(YOUR GOAL)
Please write out all of the records below exactly as they appear.

---- RECORDS SHOWN

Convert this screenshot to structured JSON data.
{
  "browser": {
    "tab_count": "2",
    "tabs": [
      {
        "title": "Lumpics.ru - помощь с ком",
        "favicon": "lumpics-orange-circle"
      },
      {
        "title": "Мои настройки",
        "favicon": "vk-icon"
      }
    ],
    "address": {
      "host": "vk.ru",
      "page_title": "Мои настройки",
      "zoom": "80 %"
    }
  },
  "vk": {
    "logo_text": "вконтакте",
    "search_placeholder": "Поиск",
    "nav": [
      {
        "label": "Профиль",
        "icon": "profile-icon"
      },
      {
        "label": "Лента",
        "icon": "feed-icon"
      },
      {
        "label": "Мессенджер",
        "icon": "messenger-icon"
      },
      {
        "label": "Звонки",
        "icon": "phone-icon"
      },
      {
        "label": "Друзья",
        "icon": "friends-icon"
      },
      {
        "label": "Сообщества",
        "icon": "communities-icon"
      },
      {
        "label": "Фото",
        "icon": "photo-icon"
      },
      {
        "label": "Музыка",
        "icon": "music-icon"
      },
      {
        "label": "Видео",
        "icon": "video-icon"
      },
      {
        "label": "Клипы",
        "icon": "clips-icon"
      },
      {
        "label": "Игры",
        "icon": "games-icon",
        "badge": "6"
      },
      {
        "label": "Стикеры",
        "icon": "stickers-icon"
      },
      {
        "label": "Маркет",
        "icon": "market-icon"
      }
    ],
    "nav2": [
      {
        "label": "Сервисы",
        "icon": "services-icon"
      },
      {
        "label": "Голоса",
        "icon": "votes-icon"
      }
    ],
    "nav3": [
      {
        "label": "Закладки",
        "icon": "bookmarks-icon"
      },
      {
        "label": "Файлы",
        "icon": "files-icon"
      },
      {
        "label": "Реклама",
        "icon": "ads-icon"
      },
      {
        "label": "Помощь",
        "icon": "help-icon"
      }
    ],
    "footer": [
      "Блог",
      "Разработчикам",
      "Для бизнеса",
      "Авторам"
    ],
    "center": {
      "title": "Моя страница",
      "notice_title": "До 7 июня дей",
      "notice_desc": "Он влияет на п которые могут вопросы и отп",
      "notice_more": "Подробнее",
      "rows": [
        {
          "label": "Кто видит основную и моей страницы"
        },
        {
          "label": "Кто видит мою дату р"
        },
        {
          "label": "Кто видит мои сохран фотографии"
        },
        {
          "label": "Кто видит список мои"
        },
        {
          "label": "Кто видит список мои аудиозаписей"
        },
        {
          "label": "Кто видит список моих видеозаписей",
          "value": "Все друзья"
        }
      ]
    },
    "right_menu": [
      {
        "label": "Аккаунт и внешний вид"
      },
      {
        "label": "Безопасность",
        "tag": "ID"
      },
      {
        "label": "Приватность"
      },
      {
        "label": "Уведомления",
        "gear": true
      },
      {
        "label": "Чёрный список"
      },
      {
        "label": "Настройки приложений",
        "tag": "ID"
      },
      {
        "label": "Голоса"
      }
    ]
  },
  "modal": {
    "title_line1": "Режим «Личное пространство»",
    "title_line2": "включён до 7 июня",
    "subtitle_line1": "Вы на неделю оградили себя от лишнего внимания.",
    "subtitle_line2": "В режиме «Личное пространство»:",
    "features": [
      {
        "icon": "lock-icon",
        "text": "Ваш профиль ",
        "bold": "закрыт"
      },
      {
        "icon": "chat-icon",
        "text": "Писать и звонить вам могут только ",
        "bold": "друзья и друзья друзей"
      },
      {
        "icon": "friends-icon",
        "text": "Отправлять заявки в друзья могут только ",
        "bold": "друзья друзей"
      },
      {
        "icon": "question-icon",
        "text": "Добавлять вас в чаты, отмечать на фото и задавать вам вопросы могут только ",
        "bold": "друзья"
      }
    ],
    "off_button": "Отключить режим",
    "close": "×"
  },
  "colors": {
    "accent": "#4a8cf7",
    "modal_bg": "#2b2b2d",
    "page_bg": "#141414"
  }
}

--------

(RESPONSE)
Convert this screenshot to structured JSON data.
{
  "browser": {
    "tab_count": "2",
    "tabs": [
      {
        "title": "Lumpics.ru - помощь с ком",
        "favicon": "lumpics-orange-circle"
      },
      {
        "title": "Мои настройки",
        "favicon": "vk-icon"
      }
    ],
    "address": {
      "host": "vk.ru",
      "page_title": "Мои настройки",
      "zoom": "80 %"
    }
  },
  "vk": {
    "logo_text": "вконтакте",
    "search_placeholder": "Поиск",
    "nav": [
      {
        "label": "Профиль",
        "icon": "profile-icon"
      },
      {
        "label": "Лента",
        "icon": "feed-icon"
      },
      {
        "label": "Мессенджер",
        "icon": "messenger-icon"
      },
      {
        "label": "Звонки",
        "icon": "phone-icon"
      },
      {
        "label": "Друзья",
        "icon": "friends-icon"
      },
      {
        "label": "Сообщества",
        "icon": "communities-icon"
      },
      {
        "label": "Фото",
        "icon": "photo-icon"
      },
      {
        "label": "Музыка",
        "icon": "music-icon"
      },
      {
        "label": "Видео",
        "icon": "video-icon"
      },
      {
        "label": "Клипы",
        "icon": "clips-icon"
      },
      {
        "label": "Игры",
        "icon": "games-icon",
        "badge": "6"
      },
      {
        "label": "Стикеры",
        "icon": "stickers-icon"
      },
      {
        "label": "Маркет",
        "icon": "market-icon"
      }
    ],
    "nav2": [
      {
        "label": "Сервисы",
        "icon": "services-icon"
      },
      {
        "label": "Голоса",
        "icon": "votes-icon"
      }
    ],
    "nav3": [
      {
        "label": "Закладки",
        "icon": "bookmarks-icon"
      },
      {
        "label": "Файлы",
        "icon": "files-icon"
      },
      {
        "label": "Реклама",
        "icon": "ads-icon"
      },
      {
        "label": "Помощь",
        "icon": "help-icon"
      }
    ],
    "footer": [
      "Блог",
      "Разработчикам",
      "Для бизнеса",
      "Авторам"
    ],
    "center": {
      "title": "Моя страница",
      "notice_title": "До 7 июня дей",
      "notice_desc": "Он влияет на п которые могут вопросы и отп",
      "notice_more": "Подробнее",
      "rows": [
        {
          "label": "Кто видит основную и моей страницы"
        },
        {
          "label": "Кто видит мою дату р"
        },
        {
          "label": "Кто видит мои сохран фотографии"
        },
        {
          "label": "Кто видит список мои"
        },
        {
          "label": "Кто видит список мои аудиозаписей"
        },
        {
          "label": "Кто видит список моих видеозаписей",
          "value": "Все друзья"
        }
      ]
    },
    "right_menu": [
      {
        "label": "Аккаунт и внешний вид"
      },
      {
        "label": "Безопасность",
        "tag": "ID"
      },
      {
        "label": "Приватность"
      },
      {
        "label": "Уведомления",
        "gear": true
      },
      {
        "label": "Чёрный список"
      },
      {
        "label": "Настройки приложений",
        "tag": "ID"
      },
      {
        "label": "Голоса"
      }
    ]
  },
  "modal": {
    "title_line1": "Режим «Личное пространство»",
    "title_line2": "включён до 7 июня",
    "subtitle_line1": "Вы на неделю оградили себя от лишнего внимания.",
    "subtitle_line2": "В режиме «Личное пространство»:",
    "features": [
      {
        "icon": "lock-icon",
        "text": "Ваш профиль ",
        "bold": "закрыт"
      },
      {
        "icon": "chat-icon",
        "text": "Писать и звонить вам могут только ",
        "bold": "друзья и друзья друзей"
      },
      {
        "icon": "friends-icon",
        "text": "Отправлять заявки в друзья могут только ",
        "bold": "друзья друзей"
      },
      {
        "icon": "question-icon",
        "text": "Добавлять вас в чаты, отмечать на фото и задавать вам вопросы могут только ",
        "bold": "друзья"
      }
    ],
    "off_button": "Отключить режим",
    "close": "×"
  },
  "colors": {
    "accent": "#4a8cf7",
    "modal_bg": "#2b2b2d",
    "page_bg": "#141414"
  }
}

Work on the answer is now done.